> [Work to complete] Give the entries again, exactly as they stand.

> [Dataset content]
◇ ◇ ◇ ◇ ◇
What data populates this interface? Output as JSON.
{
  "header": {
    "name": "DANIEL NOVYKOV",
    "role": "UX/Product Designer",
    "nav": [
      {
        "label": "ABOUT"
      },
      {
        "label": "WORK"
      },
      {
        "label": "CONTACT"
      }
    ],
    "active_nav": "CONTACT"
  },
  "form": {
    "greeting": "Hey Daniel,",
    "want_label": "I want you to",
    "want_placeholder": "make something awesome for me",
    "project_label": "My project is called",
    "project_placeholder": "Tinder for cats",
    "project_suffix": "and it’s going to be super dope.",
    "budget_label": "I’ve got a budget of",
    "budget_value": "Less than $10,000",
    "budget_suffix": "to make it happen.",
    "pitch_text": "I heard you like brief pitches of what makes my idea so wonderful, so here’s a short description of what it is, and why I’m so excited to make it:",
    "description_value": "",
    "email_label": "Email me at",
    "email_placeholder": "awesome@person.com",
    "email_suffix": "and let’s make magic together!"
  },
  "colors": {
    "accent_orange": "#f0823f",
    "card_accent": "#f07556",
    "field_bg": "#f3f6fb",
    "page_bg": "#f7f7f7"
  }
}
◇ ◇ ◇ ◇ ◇
> [Written answer]
What data populates this interface? Output as JSON.
{
  "header": {
    "name": "DANIEL NOVYKOV",
    "role": "UX/Product Designer",
    "nav": [
      {
        "label": "ABOUT"
      },
      {
        "label": "WORK"
      },
      {
        "label": "CONTACT"
      }
    ],
    "active_nav": "CONTACT"
  },
  "form": {
    "greeting": "Hey Daniel,",
    "want_label": "I want you to",
    "want_placeholder": "make something awesome for me",
    "project_label": "My project is called",
    "project_placeholder": "Tinder for cats",
    "project_suffix": "and it’s going to be super dope.",
    "budget_label": "I’ve got a budget of",
    "budget_value": "Less than $10,000",
    "budget_suffix": "to make it happen.",
    "pitch_text": "I heard you like brief pitches of what makes my idea so wonderful, so here’s a short description of what it is, and why I’m so excited to make it:",
    "description_value": "",
    "email_label": "Email me at",
    "email_placeholder": "awesome@person.com",
    "email_suffix": "and let’s make magic together!"
  },
  "colors": {
    "accent_orange": "#f0823f",
    "card_accent": "#f07556",
    "field_bg": "#f3f6fb",
    "page_bg": "#f7f7f7"
  }
}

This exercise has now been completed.